Sophia Nuñez ’20: By Jordan Murray
As Sophia Nuñez ’20 sat painting in her morning art class, she said she hoped that her work and the story behind it would challenge people and make them understand the message she was trying to convey.
Every morning for four weeks of her summer, she worked on this goal and immersed herself in the fine arts at the San Francisco Arts Institute’s Pre-College Program.
The program allows students to take two classes during the four weeks and gives them the opportunity to earn college credit.
Since each class was worth two credits, she earned four college credits by the end of the program. Nuñez said that her passion for the fine arts drew her to the program.
“I would recommend this program because you are learning both modern techniques while also being surrounded by a really beautiful campus that has a lot of history to it,” Nuñez said.
Her main goal for her classes was to work on diversifying her painting style because she usually only paints portraits of one person at a time, Nuñez said.
Her main project was a painting that depicted her struggle growing up as a biracial kid in a neighborhood that is primarily white.
“I loved every minute of making this painting because I felt like I could really explore and ask myself new questions all of the time,” Nuñez said. “Overall, I wanted my art to challenge people and make them feel uncomfortable in different ways.”
Ginebra Ferreira ’20: By Annie Beckman
Looking to expand her vocabulary within dance, Ginebra Ferreira ’20 traveled to both Israel and China to work on her technique and learn traditional dances of each countries.
Ferreira started her training with the Kibbutz Contemporary Dance Company in the western region of Israel’s Galilee at Kibbutz Ga’aton. Ferreira said she was not only able to immerse herself in styles familiar to her, such as classical ballet, but also those less familiar, including European hip-hop and Israeli dance. After her training, Ferreira worked on the farm to support the Kibbutz, one of many agriculturally focused communities native to Israel.
“We were all doing our part in order to be able to perform and train with some of the best dancers in the world,” Ferreira said. “It was amazing to be able to give back both in dance and in the Kibbutz communal sense.”
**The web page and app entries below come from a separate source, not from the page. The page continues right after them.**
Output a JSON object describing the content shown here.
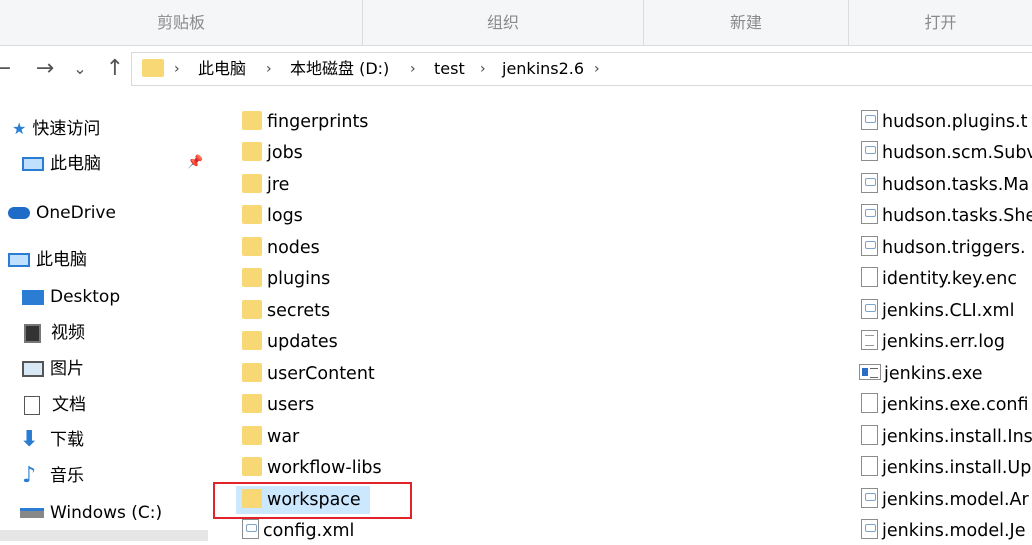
{
  "ribbon": {
    "groups": [
      "剪贴板",
      "组织",
      "新建",
      "打开"
    ]
  },
  "nav_buttons": {
    "back": "←",
    "forward": "→",
    "recent": "⌄",
    "up": "↑"
  },
  "breadcrumb": [
    "此电脑",
    "本地磁盘 (D:)",
    "test",
    "jenkins2.6"
  ],
  "sidebar": {
    "items": [
      {
        "label": "快速访问",
        "icon": "star-icon"
      },
      {
        "label": "此电脑",
        "icon": "computer-icon"
      },
      {
        "label": "OneDrive",
        "icon": "cloud-icon"
      },
      {
        "label": "此电脑",
        "icon": "computer-icon"
      },
      {
        "label": "Desktop",
        "icon": "desktop-icon"
      },
      {
        "label": "视频",
        "icon": "video-icon"
      },
      {
        "label": "图片",
        "icon": "picture-icon"
      },
      {
        "label": "文档",
        "icon": "document-icon"
      },
      {
        "label": "下载",
        "icon": "download-icon"
      },
      {
        "label": "音乐",
        "icon": "music-icon"
      },
      {
        "label": "Windows (C:)",
        "icon": "drive-icon"
      }
    ]
  },
  "folders": [
    "fingerprints",
    "jobs",
    "jre",
    "logs",
    "nodes",
    "plugins",
    "secrets",
    "updates",
    "userContent",
    "users",
    "war",
    "workflow-libs",
    "workspace"
  ],
  "files_col1": [
    "config.xml"
  ],
  "files_col2": [
    {
      "name": "hudson.plugins.t",
      "type": "xml"
    },
    {
      "name": "hudson.scm.Subv",
      "type": "xml"
    },
    {
      "name": "hudson.tasks.Ma",
      "type": "xml"
    },
    {
      "name": "hudson.tasks.She",
      "type": "xml"
    },
    {
      "name": "hudson.triggers.",
      "type": "xml"
    },
    {
      "name": "identity.key.enc",
      "type": "blank"
    },
    {
      "name": "jenkins.CLI.xml",
      "type": "xml"
    },
    {
      "name": "jenkins.err.log",
      "type": "lines"
    },
    {
      "name": "jenkins.exe",
      "type": "exe"
    },
    {
      "name": "jenkins.exe.confi",
      "type": "blank"
    },
    {
      "name": "jenkins.install.Ins",
      "type": "blank"
    },
    {
      "name": "jenkins.install.Up",
      "type": "blank"
    },
    {
      "name": "jenkins.model.Ar",
      "type": "xml"
    },
    {
      "name": "jenkins.model.Je",
      "type": "xml"
    }
  ],
  "colors": {
    "folder": "#f8d775",
    "selection": "#cce8ff",
    "highlight": "#e0242a"
  }
}
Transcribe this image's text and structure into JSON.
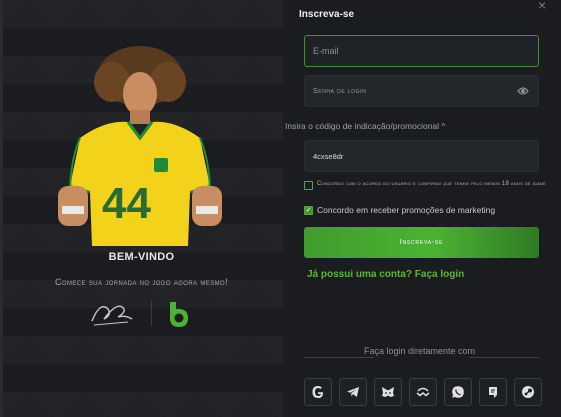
{
  "welcome": {
    "title": "BEM-VINDO",
    "subtitle": "Comece sua jornada no jogo agora mesmo!",
    "player_number": "44"
  },
  "form": {
    "title": "Inscreva-se",
    "email_placeholder": "E-mail",
    "password_placeholder": "Senha de login",
    "promo_label": "Insira o código de indicação/promocional ^",
    "promo_value": "4cxse8dr",
    "terms_text": "Concordo com o acordo do usuário e confirmo que tenho pelo menos 18 anos de idade",
    "terms_checked": false,
    "marketing_text": "Concordo em receber promoções de marketing",
    "marketing_checked": true,
    "signup_label": "Inscreva-se",
    "login_link": "Já possui uma conta? Faça login",
    "social_divider": "Faça login diretamente com"
  },
  "social_icons": [
    "google-icon",
    "telegram-icon",
    "metamask-icon",
    "wallet-connect-icon",
    "whatsapp-icon",
    "line-icon",
    "steam-icon"
  ],
  "colors": {
    "accent_green": "#4bb333",
    "background": "#1a1c1f",
    "jersey_yellow": "#f2d21b"
  }
}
Throughout the program, Ferreira also had the opportunity to visit sights such as the Dead Sea and learn some Hebrew. Upon the completion of her program in Israel, Ferreira traveled to Beijing, China to continue her trip.
In Beijing, a female dancer from the Dynamic Yunnan dance company mentored Ferreira for three hours a day. According to Ferreira, the company’s mission is to represent minorities living in the Yunnan Province of China through dance. Ferreira said that she was able to learn the cultural dance celebrated by the company and was pushed by her mentor’s high standards for ballet.
“One of the most important things you can do as a dancer is to expose yourself to different types of dance and learn how other people around the world express themselves,” Ferreira said. “You can choose what you want to do with your dance career. The possibilities are basically endless, and you don’t have to adjust to any type of dance just because you were born in a particular place.”
Peter Sykes ’19: By Jordan Murray
Peter Sykes’ ’19 love for music brought him to London this summer where he had an internship at Universal Music Group, a company that runs some of the top record labels in the world for many different genres of music. Sykes worked in the classical and jazz departments.
“I have loved music since I began taking classical piano lessons when I was four years old, but recently I have really enjoyed expanding my musical horizons,” Sykes said. “I know I would like to do something in music for my career, so I am trying to explore as many aspects of the world of music that I can to help find something I can see myself doing for the rest of my life.”
Even though he has experience in making music, Sykes said he had no knowledge of what went on behind the scenes of the industry before his internship.
The London office is the home to the classics and jazz division, headed by Dickon Stainer, as well as a multi-genre label called Decca Records. Sykes worked very closely with Stainer, allowing him to get a close look at how the company operates.
Sykes said he was fascinated by how the different departments worked together to create the dynamic structure of the company.
“During my first week, a member of the Artists and Repertoire team and I traveled to Manchester by train to sit in on a recording session,” Sykes said. “I sat in on a meeting between the press team and a local radio station in which they decided which of an artist’s singles should be released to best promote his upcoming album.”